# [TASK DETAILS]
Pull out every line below that holds the word "Ответить".

# [MATERIAL FOR THIS EXERCISE]

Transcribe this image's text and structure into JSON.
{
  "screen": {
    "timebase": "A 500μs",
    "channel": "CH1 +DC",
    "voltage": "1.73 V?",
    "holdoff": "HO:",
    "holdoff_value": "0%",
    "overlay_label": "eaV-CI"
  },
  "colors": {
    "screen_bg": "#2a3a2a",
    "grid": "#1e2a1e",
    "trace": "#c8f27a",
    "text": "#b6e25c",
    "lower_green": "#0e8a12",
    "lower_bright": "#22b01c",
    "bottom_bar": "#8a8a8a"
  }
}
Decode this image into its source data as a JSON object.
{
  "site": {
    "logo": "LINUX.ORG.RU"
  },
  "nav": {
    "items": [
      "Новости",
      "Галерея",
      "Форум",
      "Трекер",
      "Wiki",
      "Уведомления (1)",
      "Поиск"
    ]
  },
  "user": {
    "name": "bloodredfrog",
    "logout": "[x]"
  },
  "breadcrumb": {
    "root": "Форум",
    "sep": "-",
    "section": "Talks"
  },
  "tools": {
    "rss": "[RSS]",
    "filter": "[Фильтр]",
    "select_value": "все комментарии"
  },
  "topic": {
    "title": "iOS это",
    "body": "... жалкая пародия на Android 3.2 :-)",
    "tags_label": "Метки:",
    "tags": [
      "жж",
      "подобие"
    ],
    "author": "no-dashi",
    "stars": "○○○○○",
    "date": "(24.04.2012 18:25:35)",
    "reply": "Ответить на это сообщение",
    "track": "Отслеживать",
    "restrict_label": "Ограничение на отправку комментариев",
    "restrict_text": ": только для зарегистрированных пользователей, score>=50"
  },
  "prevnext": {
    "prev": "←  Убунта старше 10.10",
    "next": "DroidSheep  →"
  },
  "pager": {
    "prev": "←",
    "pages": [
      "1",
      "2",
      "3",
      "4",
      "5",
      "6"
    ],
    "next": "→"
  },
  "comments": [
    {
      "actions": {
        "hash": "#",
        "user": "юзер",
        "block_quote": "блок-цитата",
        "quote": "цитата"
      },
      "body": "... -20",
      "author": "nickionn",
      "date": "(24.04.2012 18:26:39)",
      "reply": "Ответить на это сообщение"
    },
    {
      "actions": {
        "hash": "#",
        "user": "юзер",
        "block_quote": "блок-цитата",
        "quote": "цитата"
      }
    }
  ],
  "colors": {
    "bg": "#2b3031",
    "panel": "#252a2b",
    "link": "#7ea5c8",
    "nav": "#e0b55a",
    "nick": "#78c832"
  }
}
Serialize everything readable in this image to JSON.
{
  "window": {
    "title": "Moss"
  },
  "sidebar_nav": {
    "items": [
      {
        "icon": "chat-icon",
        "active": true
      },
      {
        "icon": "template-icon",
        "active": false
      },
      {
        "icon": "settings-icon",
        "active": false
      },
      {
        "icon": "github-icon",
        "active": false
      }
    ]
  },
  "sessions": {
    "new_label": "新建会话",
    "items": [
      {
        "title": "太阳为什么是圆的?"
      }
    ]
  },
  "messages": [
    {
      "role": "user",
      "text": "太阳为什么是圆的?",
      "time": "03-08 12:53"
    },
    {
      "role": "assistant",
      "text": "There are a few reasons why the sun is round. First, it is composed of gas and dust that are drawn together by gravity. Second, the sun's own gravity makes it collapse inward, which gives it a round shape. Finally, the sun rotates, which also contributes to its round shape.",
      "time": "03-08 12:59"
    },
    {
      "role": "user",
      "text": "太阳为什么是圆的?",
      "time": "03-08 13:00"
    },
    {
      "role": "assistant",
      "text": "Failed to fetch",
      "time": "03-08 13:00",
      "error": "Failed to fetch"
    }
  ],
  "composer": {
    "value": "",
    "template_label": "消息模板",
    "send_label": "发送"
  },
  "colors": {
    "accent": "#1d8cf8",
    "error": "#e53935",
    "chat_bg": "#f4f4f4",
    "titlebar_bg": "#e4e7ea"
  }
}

# [SOLVED EXERCISE]
    "reply": "Ответить на это сообщение",
      "reply": "Ответить на это сообщение"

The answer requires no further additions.